Let’s face reality. As much as doctors and pharmacists will tell you there are risks in taking diet pills and the effects they could have on your health, people take them anyway. What I do believe in is the power of knowledge and educating yourself before taking any chances. Let’s take a look at three pretty popular diet aids and how they compare to each other: Acai, Hoodia, and Raspberry Ketones, the newest craze.
Raspberry Ketones were recently discussed on the Dr. Oz show and hours later pharmacies were getting calls from patients. “Where can I get it, is it safe?” Well I can tell you that not many pharmacies or stores carry this product yet. It’s believed that raspberry ketones help burn fat by increasing the release of norepinephrine in your body. This causes the body’s temperature to rise and in doing this increases the body’s metabolism. Increased norepinephrine could causes an increase in blood pressure and heart rate. Currently most of the raspberry ketone studies conducted were done in mice and we don’t have much to go on for how this will affect humans.
Hoodia is derived from a plant located in Southern Africa called hoodia gordonii. Commercially you can buy it in capsules, tablets, chocolate chews, and a variety of other forms. There are numerous websites selling hoodia, but because the products are not regulated by the FDA it’s possible you won’t be getting any of what you paid for.
There are few studies to support the effectiveness of hoodia. Pfizer was looking to enter the diet pill market and developed a molecule called P57, which was very similar to hoodia, but in 2003 decided to discontinue their research and give the rights to the other company they were working with, called Phytopharm.
Hoodia hasn’t been available long enough to determine what side effects it can cause, thought it is believed that it has an effect on the liver.
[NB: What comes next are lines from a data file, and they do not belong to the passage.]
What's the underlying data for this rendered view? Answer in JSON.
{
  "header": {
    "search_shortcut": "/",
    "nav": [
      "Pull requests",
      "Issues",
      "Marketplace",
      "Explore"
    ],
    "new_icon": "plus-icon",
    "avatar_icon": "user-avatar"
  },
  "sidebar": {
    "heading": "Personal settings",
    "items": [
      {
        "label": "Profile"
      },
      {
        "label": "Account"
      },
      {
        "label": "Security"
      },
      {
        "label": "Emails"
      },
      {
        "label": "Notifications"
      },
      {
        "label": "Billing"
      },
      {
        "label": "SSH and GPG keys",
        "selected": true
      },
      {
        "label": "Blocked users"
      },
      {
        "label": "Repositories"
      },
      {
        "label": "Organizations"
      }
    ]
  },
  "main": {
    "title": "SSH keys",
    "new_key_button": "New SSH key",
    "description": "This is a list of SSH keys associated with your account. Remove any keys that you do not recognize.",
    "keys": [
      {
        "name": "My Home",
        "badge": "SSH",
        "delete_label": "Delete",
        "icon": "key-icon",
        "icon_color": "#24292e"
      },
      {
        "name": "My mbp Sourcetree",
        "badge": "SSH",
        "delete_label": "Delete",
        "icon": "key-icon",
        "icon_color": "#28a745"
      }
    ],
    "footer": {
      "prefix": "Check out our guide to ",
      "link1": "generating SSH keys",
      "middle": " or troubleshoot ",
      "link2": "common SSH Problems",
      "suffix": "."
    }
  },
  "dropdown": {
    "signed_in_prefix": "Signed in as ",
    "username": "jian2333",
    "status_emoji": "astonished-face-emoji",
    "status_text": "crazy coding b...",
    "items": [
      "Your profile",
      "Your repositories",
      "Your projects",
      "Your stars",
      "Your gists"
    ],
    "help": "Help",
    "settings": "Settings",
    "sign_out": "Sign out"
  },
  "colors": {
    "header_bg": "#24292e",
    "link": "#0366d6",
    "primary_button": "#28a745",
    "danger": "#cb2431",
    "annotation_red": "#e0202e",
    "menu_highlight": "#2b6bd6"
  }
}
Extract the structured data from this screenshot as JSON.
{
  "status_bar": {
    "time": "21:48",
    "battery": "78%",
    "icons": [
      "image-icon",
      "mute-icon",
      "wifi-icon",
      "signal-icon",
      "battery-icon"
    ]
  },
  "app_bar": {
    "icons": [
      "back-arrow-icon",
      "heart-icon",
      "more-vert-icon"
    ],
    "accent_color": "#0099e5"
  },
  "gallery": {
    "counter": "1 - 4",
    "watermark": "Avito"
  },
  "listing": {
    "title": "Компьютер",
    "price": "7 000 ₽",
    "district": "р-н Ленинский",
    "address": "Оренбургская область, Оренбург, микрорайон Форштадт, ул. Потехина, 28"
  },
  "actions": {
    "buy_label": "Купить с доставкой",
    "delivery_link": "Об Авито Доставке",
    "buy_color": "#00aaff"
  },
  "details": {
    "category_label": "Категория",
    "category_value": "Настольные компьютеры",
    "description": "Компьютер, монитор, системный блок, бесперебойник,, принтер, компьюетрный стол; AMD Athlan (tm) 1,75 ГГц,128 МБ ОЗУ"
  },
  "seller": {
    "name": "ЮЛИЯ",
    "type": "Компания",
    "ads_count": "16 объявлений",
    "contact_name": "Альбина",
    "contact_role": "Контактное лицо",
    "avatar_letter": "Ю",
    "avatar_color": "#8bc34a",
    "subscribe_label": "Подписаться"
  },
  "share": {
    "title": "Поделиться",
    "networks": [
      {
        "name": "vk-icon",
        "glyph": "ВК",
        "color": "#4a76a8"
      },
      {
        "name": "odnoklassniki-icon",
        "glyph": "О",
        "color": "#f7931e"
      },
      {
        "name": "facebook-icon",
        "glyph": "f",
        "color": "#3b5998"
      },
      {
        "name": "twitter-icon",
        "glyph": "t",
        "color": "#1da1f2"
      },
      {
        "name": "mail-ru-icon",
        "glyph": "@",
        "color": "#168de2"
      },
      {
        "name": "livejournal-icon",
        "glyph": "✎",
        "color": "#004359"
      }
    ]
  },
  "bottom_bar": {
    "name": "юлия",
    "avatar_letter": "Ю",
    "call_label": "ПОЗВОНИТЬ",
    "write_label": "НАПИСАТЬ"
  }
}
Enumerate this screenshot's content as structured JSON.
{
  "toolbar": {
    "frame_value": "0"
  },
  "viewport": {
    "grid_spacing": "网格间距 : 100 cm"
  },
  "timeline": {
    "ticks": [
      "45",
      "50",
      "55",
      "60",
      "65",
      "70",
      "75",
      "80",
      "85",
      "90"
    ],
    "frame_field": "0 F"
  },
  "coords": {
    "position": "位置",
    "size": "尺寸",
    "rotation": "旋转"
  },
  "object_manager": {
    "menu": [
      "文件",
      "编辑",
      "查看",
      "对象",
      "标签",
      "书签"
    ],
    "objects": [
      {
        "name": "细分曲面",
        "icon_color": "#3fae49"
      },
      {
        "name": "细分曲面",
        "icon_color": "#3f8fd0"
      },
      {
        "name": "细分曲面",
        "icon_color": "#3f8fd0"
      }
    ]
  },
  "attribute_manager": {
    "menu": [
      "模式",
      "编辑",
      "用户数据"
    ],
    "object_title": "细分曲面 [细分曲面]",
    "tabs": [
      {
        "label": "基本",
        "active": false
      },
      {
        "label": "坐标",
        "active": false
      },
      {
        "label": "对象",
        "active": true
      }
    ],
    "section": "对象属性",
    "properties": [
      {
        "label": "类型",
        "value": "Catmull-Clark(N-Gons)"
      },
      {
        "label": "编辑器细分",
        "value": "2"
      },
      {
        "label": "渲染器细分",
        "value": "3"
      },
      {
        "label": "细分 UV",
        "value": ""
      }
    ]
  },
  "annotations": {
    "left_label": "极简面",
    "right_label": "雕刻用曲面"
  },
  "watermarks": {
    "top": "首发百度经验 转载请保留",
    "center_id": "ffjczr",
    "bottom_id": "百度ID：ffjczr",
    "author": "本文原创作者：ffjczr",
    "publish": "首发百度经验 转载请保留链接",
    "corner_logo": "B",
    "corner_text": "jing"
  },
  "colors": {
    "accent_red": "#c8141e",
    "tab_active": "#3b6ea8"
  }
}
One of the possible mechanisms it may have is tricking the brain into thinking it has had enough to eat, circulating blood sugar and suppressing both appetite and thirst. This would not be a good option for diabetics and anyone who has liver problems like hepatitis.
Acai is a berry that comes from Brazil. You can find it in diet pills, a juice, and in cosmetic creams and chapsticks, among many other forms. The jury is still out on whether acai has any potential in weight loss. There aren’t really any studies that support its use or significant weight loss results.
Right now it is considered more as a powerful antioxidant that contains anthocyanins and flavonoids. Antioxidants have the potential to help prevent cancers and inflammation. They also help to slow down the aging process, like preventing those little wrinkles from forming around your eyes or mouth.
You could add drinking the juice to your diet, but it may be loaded with sugar and calories. The actual side effects of acai are really not known but I would think some gastric side effects like cramping and diarrhea might happen if you were to drink too much of the juice or eat too many berries.
If you are looking to purchase any of these products there are a lot of websites trying to suck you in. I would steer clear of those and try to use more trustworthy sites like drugstore.com or Amazon. The other websites may be here today and then gone tomorrow with your money and you stuck with a product you aren’t happy with. If you can find these products in a retail store or a pharmacy take a look at the box and go with one that has a 100% satisfaction guarantee. If you are after an acai, hoodia, or raspberry ketone, you also want to make sure those ingredients are listed as close to the front of the ingredient list as possible; the further down the list the less there is.
If you are going to take these supplements, I would recommend going into it with no expectations and proceeding with caution. Be advised that any long-term effects will only truly be garnered by incorporating a proper diet and exercise regimen; and it’s always smart to visit with your doctor before popping any of these pills.